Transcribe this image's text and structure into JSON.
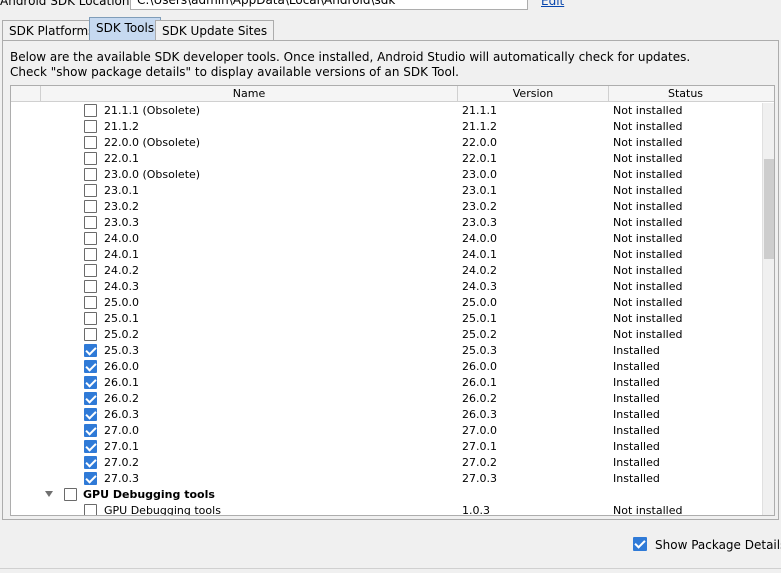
{
  "location": {
    "label": "Android SDK Location:",
    "path": "C:\\Users\\admin\\AppData\\Local\\Android\\sdk",
    "edit_label": "Edit"
  },
  "tabs": [
    {
      "label": "SDK Platforms",
      "active": false
    },
    {
      "label": "SDK Tools",
      "active": true
    },
    {
      "label": "SDK Update Sites",
      "active": false
    }
  ],
  "description": {
    "line1": "Below are the available SDK developer tools. Once installed, Android Studio will automatically check for updates.",
    "line2": "Check \"show package details\" to display available versions of an SDK Tool."
  },
  "table": {
    "columns": [
      "Name",
      "Version",
      "Status"
    ],
    "rows": [
      {
        "name": "21.1.1 (Obsolete)",
        "version": "21.1.1",
        "status": "Not installed",
        "checked": false
      },
      {
        "name": "21.1.2",
        "version": "21.1.2",
        "status": "Not installed",
        "checked": false
      },
      {
        "name": "22.0.0 (Obsolete)",
        "version": "22.0.0",
        "status": "Not installed",
        "checked": false
      },
      {
        "name": "22.0.1",
        "version": "22.0.1",
        "status": "Not installed",
        "checked": false
      },
      {
        "name": "23.0.0 (Obsolete)",
        "version": "23.0.0",
        "status": "Not installed",
        "checked": false
      },
      {
        "name": "23.0.1",
        "version": "23.0.1",
        "status": "Not installed",
        "checked": false
      },
      {
        "name": "23.0.2",
        "version": "23.0.2",
        "status": "Not installed",
        "checked": false
      },
      {
        "name": "23.0.3",
        "version": "23.0.3",
        "status": "Not installed",
        "checked": false
      },
      {
        "name": "24.0.0",
        "version": "24.0.0",
        "status": "Not installed",
        "checked": false
      },
      {
        "name": "24.0.1",
        "version": "24.0.1",
        "status": "Not installed",
        "checked": false
      },
      {
        "name": "24.0.2",
        "version": "24.0.2",
        "status": "Not installed",
        "checked": false
      },
      {
        "name": "24.0.3",
        "version": "24.0.3",
        "status": "Not installed",
        "checked": false
      },
      {
        "name": "25.0.0",
        "version": "25.0.0",
        "status": "Not installed",
        "checked": false
      },
      {
        "name": "25.0.1",
        "version": "25.0.1",
        "status": "Not installed",
        "checked": false
      },
      {
        "name": "25.0.2",
        "version": "25.0.2",
        "status": "Not installed",
        "checked": false
      },
      {
        "name": "25.0.3",
        "version": "25.0.3",
        "status": "Installed",
        "checked": true
      },
      {
        "name": "26.0.0",
        "version": "26.0.0",
        "status": "Installed",
        "checked": true
      },
      {
        "name": "26.0.1",
        "version": "26.0.1",
        "status": "Installed",
        "checked": true
      },
      {
        "name": "26.0.2",
        "version": "26.0.2",
        "status": "Installed",
        "checked": true
      },
      {
        "name": "26.0.3",
        "version": "26.0.3",
        "status": "Installed",
        "checked": true
      },
      {
        "name": "27.0.0",
        "version": "27.0.0",
        "status": "Installed",
        "checked": true
      },
      {
        "name": "27.0.1",
        "version": "27.0.1",
        "status": "Installed",
        "checked": true
      },
      {
        "name": "27.0.2",
        "version": "27.0.2",
        "status": "Installed",
        "checked": true
      },
      {
        "name": "27.0.3",
        "version": "27.0.3",
        "status": "Installed",
        "checked": true
      },
      {
        "name": "GPU Debugging tools",
        "version": "",
        "status": "",
        "checked": false,
        "group": true
      },
      {
        "name": "GPU Debugging tools",
        "version": "1.0.3",
        "status": "Not installed",
        "checked": false
      }
    ]
  },
  "show_package_details": {
    "label": "Show Package Details",
    "checked": true
  },
  "colors": {
    "accent": "#2f7ad7",
    "active_tab": "#c6d9f0"
  }
}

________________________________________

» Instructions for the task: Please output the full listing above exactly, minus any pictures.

» Response to the task:
Transcribe this image's text and structure into JSON.
{
  "location": {
    "label": "Android SDK Location:",
    "path": "C:\\Users\\admin\\AppData\\Local\\Android\\sdk",
    "edit_label": "Edit"
  },
  "tabs": [
    {
      "label": "SDK Platforms",
      "active": false
    },
    {
      "label": "SDK Tools",
      "active": true
    },
    {
      "label": "SDK Update Sites",
      "active": false
    }
  ],
  "description": {
    "line1": "Below are the available SDK developer tools. Once installed, Android Studio will automatically check for updates.",
    "line2": "Check \"show package details\" to display available versions of an SDK Tool."
  },
  "table": {
    "columns": [
      "Name",
      "Version",
      "Status"
    ],
    "rows": [
      {
        "name": "21.1.1 (Obsolete)",
        "version": "21.1.1",
        "status": "Not installed",
        "checked": false
      },
      {
        "name": "21.1.2",
        "version": "21.1.2",
        "status": "Not installed",
        "checked": false
      },
      {
        "name": "22.0.0 (Obsolete)",
        "version": "22.0.0",
        "status": "Not installed",
        "checked": false
      },
      {
        "name": "22.0.1",
        "version": "22.0.1",
        "status": "Not installed",
        "checked": false
      },
      {
        "name": "23.0.0 (Obsolete)",
        "version": "23.0.0",
        "status": "Not installed",
        "checked": false
      },
      {
        "name": "23.0.1",
        "version": "23.0.1",
        "status": "Not installed",
        "checked": false
      },
      {
        "name": "23.0.2",
        "version": "23.0.2",
        "status": "Not installed",
        "checked": false
      },
      {
        "name": "23.0.3",
        "version": "23.0.3",
        "status": "Not installed",
        "checked": false
      },
      {
        "name": "24.0.0",
        "version": "24.0.0",
        "status": "Not installed",
        "checked": false
      },
      {
        "name": "24.0.1",
        "version": "24.0.1",
        "status": "Not installed",
        "checked": false
      },
      {
        "name": "24.0.2",
        "version": "24.0.2",
        "status": "Not installed",
        "checked": false
      },
      {
        "name": "24.0.3",
        "version": "24.0.3",
        "status": "Not installed",
        "checked": false
      },
      {
        "name": "25.0.0",
        "version": "25.0.0",
        "status": "Not installed",
        "checked": false
      },
      {
        "name": "25.0.1",
        "version": "25.0.1",
        "status": "Not installed",
        "checked": false
      },
      {
        "name": "25.0.2",
        "version": "25.0.2",
        "status": "Not installed",
        "checked": false
      },
      {
        "name": "25.0.3",
        "version": "25.0.3",
        "status": "Installed",
        "checked": true
      },
      {
        "name": "26.0.0",
        "version": "26.0.0",
        "status": "Installed",
        "checked": true
      },
      {
        "name": "26.0.1",
        "version": "26.0.1",
        "status": "Installed",
        "checked": true
      },
      {
        "name": "26.0.2",
        "version": "26.0.2",
        "status": "Installed",
        "checked": true
      },
      {
        "name": "26.0.3",
        "version": "26.0.3",
        "status": "Installed",
        "checked": true
      },
      {
        "name": "27.0.0",
        "version": "27.0.0",
        "status": "Installed",
        "checked": true
      },
      {
        "name": "27.0.1",
        "version": "27.0.1",
        "status": "Installed",
        "checked": true
      },
      {
        "name": "27.0.2",
        "version": "27.0.2",
        "status": "Installed",
        "checked": true
      },
      {
        "name": "27.0.3",
        "version": "27.0.3",
        "status": "Installed",
        "checked": true
      },
      {
        "name": "GPU Debugging tools",
        "version": "",
        "status": "",
        "checked": false,
        "group": true
      },
      {
        "name": "GPU Debugging tools",
        "version": "1.0.3",
        "status": "Not installed",
        "checked": false
      }
    ]
  },
  "show_package_details": {
    "label": "Show Package Details",
    "checked": true
  },
  "colors": {
    "accent": "#2f7ad7",
    "active_tab": "#c6d9f0"
  }
}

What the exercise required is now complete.